When investigators went to the Balakrishnan home, they found that the couple had been sequestering their daughter for 30 years in the cellar. According to the father, the young woman had been beaten since her fourth birthday to exorcise her “fascist tendencies.” She was slapped with slippers or a McDonald’s balloon stick that “Comrade Bala” had kept for this sole purpose.
She never saw her extended family, made friends, or went to school or a doctor’s office. As a child, she became so lonely that she talked to the taps in the bathroom and tried to make friends with the rats and mice in her cellar.
3 Josef Fritzl
A small—and cute—family house in Amstetten, Austria: That is where Josef Fritzl kept his daughter, Elisabeth, in chains and raped her starting in 1984. Elisabeth got pregnant seven times. One died shortly after birth and was cremated in the wood stove. Three were brought upstairs to live with Josef and his wife..
When the eldest daughter, Kristen fell ill with renal issues, she was brought to hospital. The attending doctor felt something was up, spurring renewed interest in the initial disappearance. When Elisabeth showed up at the hospital, the police were informed and she was sequestered and questioned. In 2008, she bravely agreed to testify on tape for her father’s trial. In these recordings, she explains what her life had been like for those 24 years that she had been imprisoned.
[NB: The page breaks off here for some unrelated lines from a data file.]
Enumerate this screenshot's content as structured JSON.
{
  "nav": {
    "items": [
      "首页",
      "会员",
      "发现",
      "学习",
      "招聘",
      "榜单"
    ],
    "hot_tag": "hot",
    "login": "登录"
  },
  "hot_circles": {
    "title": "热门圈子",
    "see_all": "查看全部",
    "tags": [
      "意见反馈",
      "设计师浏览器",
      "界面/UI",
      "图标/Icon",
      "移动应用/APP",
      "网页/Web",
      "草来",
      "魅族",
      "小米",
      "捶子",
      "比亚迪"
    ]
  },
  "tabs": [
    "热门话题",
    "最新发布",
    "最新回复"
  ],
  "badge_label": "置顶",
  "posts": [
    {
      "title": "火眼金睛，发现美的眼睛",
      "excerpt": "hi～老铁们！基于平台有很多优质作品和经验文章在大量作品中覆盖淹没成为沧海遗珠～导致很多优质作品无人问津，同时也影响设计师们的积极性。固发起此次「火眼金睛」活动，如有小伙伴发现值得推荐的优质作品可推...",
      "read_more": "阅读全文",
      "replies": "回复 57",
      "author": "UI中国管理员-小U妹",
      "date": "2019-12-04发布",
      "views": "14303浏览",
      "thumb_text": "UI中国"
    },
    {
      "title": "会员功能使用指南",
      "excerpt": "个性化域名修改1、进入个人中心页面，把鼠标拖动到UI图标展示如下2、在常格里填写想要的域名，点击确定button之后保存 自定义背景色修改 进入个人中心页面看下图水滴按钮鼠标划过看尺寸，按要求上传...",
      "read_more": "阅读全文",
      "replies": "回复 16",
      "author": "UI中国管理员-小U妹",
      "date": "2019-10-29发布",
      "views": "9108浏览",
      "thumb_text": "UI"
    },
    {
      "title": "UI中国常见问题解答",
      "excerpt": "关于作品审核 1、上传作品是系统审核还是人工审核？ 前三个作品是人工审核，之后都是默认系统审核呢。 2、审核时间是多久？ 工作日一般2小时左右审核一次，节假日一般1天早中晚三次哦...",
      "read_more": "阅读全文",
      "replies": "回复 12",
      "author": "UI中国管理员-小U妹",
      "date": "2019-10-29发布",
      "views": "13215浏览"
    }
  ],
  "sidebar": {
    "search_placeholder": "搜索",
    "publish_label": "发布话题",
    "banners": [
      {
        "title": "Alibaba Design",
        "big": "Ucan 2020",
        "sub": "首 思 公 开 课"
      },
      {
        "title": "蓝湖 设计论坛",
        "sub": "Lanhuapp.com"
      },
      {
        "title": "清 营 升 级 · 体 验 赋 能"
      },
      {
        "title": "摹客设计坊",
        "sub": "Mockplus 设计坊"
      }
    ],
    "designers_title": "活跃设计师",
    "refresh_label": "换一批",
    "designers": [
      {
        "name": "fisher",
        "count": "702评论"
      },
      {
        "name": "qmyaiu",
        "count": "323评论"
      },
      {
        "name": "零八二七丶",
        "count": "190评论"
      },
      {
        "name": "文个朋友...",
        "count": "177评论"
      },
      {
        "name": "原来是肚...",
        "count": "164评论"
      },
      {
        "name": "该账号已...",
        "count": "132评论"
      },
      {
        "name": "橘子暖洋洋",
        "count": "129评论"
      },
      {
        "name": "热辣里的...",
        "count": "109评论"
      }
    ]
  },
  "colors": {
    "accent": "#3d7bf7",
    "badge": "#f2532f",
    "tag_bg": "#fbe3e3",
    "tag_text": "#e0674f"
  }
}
Josef had made her watch pornographic videos with him before forcing her to reenact them. The door to the cellar had been booby-trapped in such a way that Elisabeth would have died if she had tried to escape. The 11 hours of her testimony had to be broken up in short segments so as not to traumatize the jurors.
2 The Natascha Kampusch Case
Natascha Kampusch was kidnapped when she was 10 years old by Wolfgang Priklopil, who raped her on a regular basis. She lived in isolation in an underground cellar. At age 18, Kampusch managed to break out on August 23, 2006, and was found near Vienna.
After the young woman broke free, Priklopil committed suicide by throwing himself under a train. Kampusch’s vibrant testimony shed light on the life conditions and the feelings of guilt among victims of long sequestrations. Kampusch’s case is also a strong example of Stockholm syndrome, in which a kidnapping victim feels a bond with the perpetrator.
When “Wolfi” died, Kampusch cried and threw herself over his body at the mortuary. In 2008, she bought the house in which she had been confined and still visits it occasionally to make sure that it is kept in order. Now that Priklopil is dead, she seems to have a bond to her horror house.
1 The Garrido House
In 1991, Philip and Nancy Garrido kidnapped Jaycee Dugard, an 11-year-old girl who was walking to the school bus stop. She was kept in a securely locked garden shed and raped by Philip regularly. Jaycee gave birth twice and thus had to share her small shed with her two daughters.
In 2009, Philip Garrido began to act insane. He wanted to start a church and was looking for funding. While he was raving at the philanthropy office of the local college, a woman there decided to call his parole officer.
When Garrido was ordered to see his parole officer a couple days later, he brought his wife, Jaycee, and her two daughters with him. Jaycee was separated from Philip Garrido and eventually told the police everything that had happened to her for the previous 18 years.
And it was more like hell than anything we could imagine: life in a garden shed with repeated psychological and physical abuse. Jaycee experienced the worst of human nature but managed to pull through it and was finally able to reunite with her family after being deprived of her teen and young adult years.
The Garridos were arrested that day at the parole office. In 2011, Philip Garrido was sentenced to 431 years to life in prison and Nancy Garrido was sentenced to 36 years to life in prison for the kidnapping and other crimes committed against Jaycee Dugard.
I’m currently a grad student at Duke in engineering. But when I was in high school, I did consider journalism as a potential career. So I like to write from time to time.